‘The photographs are an incredible record of the very particular space that cathedrals offer, as places for reflection and inspiration, through both their art and architecture, as well as their religious significance, and a fitting tribute to Peter’s passion for capturing the essence of his subject,”  says John Witcombe, the Dean of Coventry.

“Coventry Cathedral, with its contemporary and ground-breaking art and architecture is the perfect space to introduce Peter’s work, and I am very pleased that he chose to bring the collection to us, especially at a time that we are re-establishing our programme of exhibitions in preparation for our cathedral centenary in 2018.

“It will make a lasting impression on those who visit, and encourage them to make their own pilgrimage to other cathedrals in the country in addition to providing a fitting legacy for Peter.”

Exeter Cathedral

 

Peter Marlow embarked on his professional photojournalistic career in 1975. He joined Magnum Photos in 1980, became a full member in 1986, and held the post of President of the agency for five years.

His major projects have been concerned with aspects of contemporary British life and 1993 he published Liverpool – Looking out to Sea (Jonathan Cape), the culmination of a six-year project photographing the city. In recent years, Marlow worked more extensively in colour and concentrated on his exploration of the physical and personal landscape. He sadly died this year after battling cancer.

Durham Cathedal

Exhibitions include Point of Interest, London at Night and The English Cathedral at The Wapping Project Bankside, Magnum Contact Sheets (Magnum Agency London, and touring), No Such Thing as Society – Photography in Britain 1967-1987 from the British Council and Arts Council Collection, at Hayward Gallery which toured to Centre Pompidou, Paris, amongst other international venues.

His work is in numerous collections including the The Art’s Council of Great Britain, Qatar Museum’s Authority, Centre Pompidou, Harry Ransom Centre, Texas, Museum of New Zealand, Wellington, Archive of Birmingham City Library, and the Fuji Art Museum, Tokyo.

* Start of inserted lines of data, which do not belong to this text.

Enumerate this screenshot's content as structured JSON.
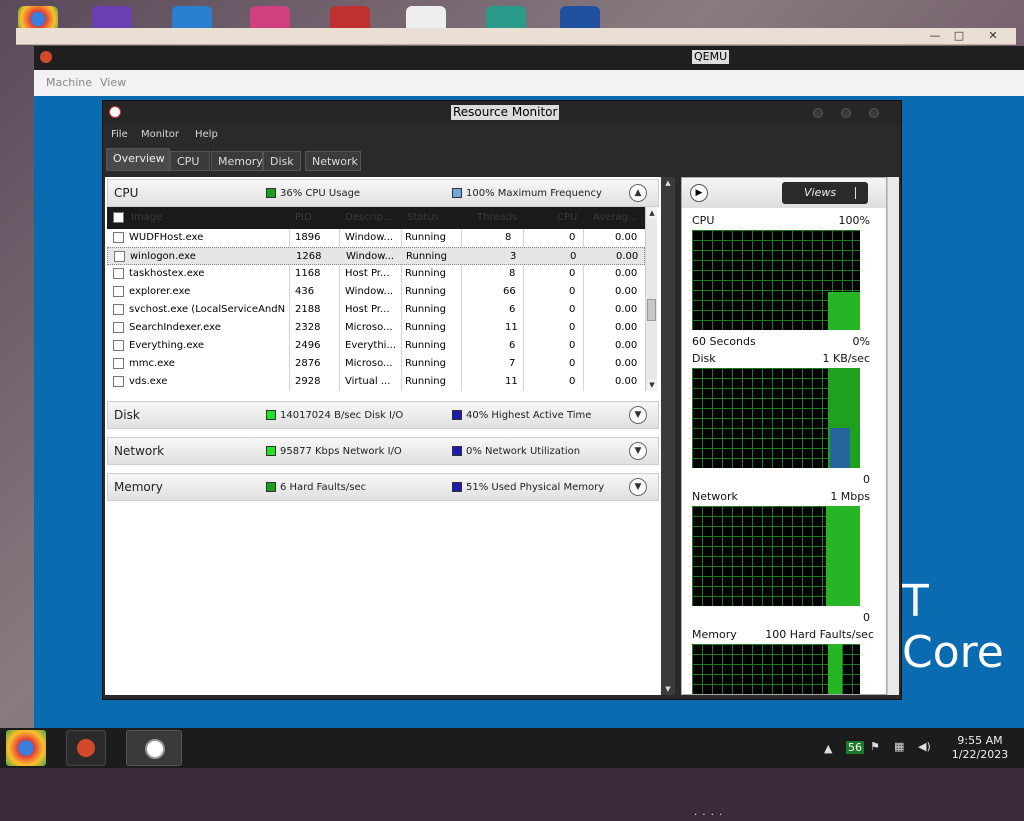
{
  "qemu": {
    "title": "QEMU",
    "menu": [
      "Machine",
      "View"
    ]
  },
  "host_controls": {
    "minimize": "—",
    "maximize": "□",
    "close": "✕"
  },
  "guest_background_text": "T Core",
  "resmon": {
    "title": "Resource Monitor",
    "menu": [
      "File",
      "Monitor",
      "Help"
    ],
    "tabs": [
      "Overview",
      "CPU",
      "Memory",
      "Disk",
      "Network"
    ],
    "active_tab": "Overview",
    "sections": {
      "cpu": {
        "name": "CPU",
        "metric1": "36% CPU Usage",
        "metric2": "100% Maximum Frequency",
        "metric1_color": "#1aa01a",
        "metric2_color": "#6fa8dc"
      },
      "disk": {
        "name": "Disk",
        "metric1": "14017024 B/sec Disk I/O",
        "metric2": "40% Highest Active Time",
        "metric1_color": "#22e022",
        "metric2_color": "#1a1ab0"
      },
      "network": {
        "name": "Network",
        "metric1": "95877 Kbps Network I/O",
        "metric2": "0% Network Utilization",
        "metric1_color": "#22e022",
        "metric2_color": "#1a1ab0"
      },
      "memory": {
        "name": "Memory",
        "metric1": "6 Hard Faults/sec",
        "metric2": "51% Used Physical Memory",
        "metric1_color": "#1aa01a",
        "metric2_color": "#1a1ab0"
      }
    },
    "process_table": {
      "columns": [
        "Image",
        "PID",
        "Descrip...",
        "Status",
        "Threads",
        "CPU",
        "Averag..."
      ],
      "rows": [
        [
          "WUDFHost.exe",
          "1896",
          "Window...",
          "Running",
          "8",
          "0",
          "0.00"
        ],
        [
          "winlogon.exe",
          "1268",
          "Window...",
          "Running",
          "3",
          "0",
          "0.00"
        ],
        [
          "taskhostex.exe",
          "1168",
          "Host Pr...",
          "Running",
          "8",
          "0",
          "0.00"
        ],
        [
          "explorer.exe",
          "436",
          "Window...",
          "Running",
          "66",
          "0",
          "0.00"
        ],
        [
          "svchost.exe (LocalServiceAndN...",
          "2188",
          "Host Pr...",
          "Running",
          "6",
          "0",
          "0.00"
        ],
        [
          "SearchIndexer.exe",
          "2328",
          "Microso...",
          "Running",
          "11",
          "0",
          "0.00"
        ],
        [
          "Everything.exe",
          "2496",
          "Everythi...",
          "Running",
          "6",
          "0",
          "0.00"
        ],
        [
          "mmc.exe",
          "2876",
          "Microso...",
          "Running",
          "7",
          "0",
          "0.00"
        ],
        [
          "vds.exe",
          "2928",
          "Virtual ...",
          "Running",
          "11",
          "0",
          "0.00"
        ]
      ],
      "selected_row": 1
    },
    "right_pane": {
      "views_label": "Views",
      "graphs": [
        {
          "name": "CPU",
          "max_label": "100%",
          "bottom_left": "60 Seconds",
          "bottom_right": "0%"
        },
        {
          "name": "Disk",
          "max_label": "1 KB/sec",
          "bottom_left": "",
          "bottom_right": "0"
        },
        {
          "name": "Network",
          "max_label": "1 Mbps",
          "bottom_left": "",
          "bottom_right": "0"
        },
        {
          "name": "Memory",
          "max_label": "100 Hard Faults/sec",
          "bottom_left": "",
          "bottom_right": ""
        }
      ]
    }
  },
  "taskbar": {
    "tray_badge": "56",
    "time": "9:55 AM",
    "date": "1/22/2023"
  }
}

The English Cathedral by Peter Marlow will be exhibited from 29 April to 5 September 2016 at
Coventry Cathedral, Coventry, CV1 5AB